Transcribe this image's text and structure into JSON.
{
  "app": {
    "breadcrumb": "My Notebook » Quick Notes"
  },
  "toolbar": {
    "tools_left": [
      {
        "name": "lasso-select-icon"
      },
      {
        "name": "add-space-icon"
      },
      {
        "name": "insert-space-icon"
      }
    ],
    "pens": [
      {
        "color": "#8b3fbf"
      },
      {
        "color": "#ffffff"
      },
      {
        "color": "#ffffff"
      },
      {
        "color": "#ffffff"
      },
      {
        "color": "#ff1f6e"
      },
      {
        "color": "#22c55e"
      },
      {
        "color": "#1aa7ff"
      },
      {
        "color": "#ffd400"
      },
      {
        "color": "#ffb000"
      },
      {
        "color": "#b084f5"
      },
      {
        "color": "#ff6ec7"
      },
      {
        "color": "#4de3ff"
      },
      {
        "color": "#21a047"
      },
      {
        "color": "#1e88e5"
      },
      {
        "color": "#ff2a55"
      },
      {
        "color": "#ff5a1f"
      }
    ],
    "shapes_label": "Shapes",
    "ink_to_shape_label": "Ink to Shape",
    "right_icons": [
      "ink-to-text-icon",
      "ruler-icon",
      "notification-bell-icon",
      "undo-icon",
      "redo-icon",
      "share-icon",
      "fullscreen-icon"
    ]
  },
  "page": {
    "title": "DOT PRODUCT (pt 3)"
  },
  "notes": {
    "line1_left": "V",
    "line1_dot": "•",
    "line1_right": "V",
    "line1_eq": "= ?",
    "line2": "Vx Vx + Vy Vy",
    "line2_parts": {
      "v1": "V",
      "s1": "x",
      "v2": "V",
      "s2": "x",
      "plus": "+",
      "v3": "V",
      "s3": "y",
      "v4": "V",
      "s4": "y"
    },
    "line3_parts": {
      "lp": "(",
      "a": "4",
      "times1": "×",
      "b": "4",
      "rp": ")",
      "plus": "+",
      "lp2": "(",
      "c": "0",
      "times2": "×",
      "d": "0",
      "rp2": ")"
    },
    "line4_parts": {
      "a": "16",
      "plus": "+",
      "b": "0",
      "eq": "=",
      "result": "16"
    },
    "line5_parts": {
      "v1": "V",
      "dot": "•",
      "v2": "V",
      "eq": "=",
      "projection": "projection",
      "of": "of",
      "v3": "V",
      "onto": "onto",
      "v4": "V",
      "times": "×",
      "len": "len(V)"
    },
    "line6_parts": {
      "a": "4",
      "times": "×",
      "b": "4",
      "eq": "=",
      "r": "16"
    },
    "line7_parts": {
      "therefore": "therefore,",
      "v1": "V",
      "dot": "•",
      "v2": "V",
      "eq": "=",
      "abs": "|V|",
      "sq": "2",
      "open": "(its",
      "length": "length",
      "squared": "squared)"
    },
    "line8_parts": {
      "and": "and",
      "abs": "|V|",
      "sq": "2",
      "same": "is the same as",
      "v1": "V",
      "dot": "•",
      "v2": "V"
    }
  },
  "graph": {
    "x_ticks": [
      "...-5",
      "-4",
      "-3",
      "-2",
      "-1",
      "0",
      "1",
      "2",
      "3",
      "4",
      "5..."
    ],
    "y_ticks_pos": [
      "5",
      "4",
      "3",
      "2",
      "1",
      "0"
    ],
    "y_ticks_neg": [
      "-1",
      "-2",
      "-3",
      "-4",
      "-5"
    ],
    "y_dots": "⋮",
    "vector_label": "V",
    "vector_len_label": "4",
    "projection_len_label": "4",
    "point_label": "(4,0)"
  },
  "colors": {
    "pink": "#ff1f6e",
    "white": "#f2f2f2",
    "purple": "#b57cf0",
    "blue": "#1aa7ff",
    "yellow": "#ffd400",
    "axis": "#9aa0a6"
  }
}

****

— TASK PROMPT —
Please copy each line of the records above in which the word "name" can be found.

— RESPONSE TO THE TASK —
        "name": "lasso-select-icon"
        "name": "add-space-icon"
        "name": "insert-space-icon"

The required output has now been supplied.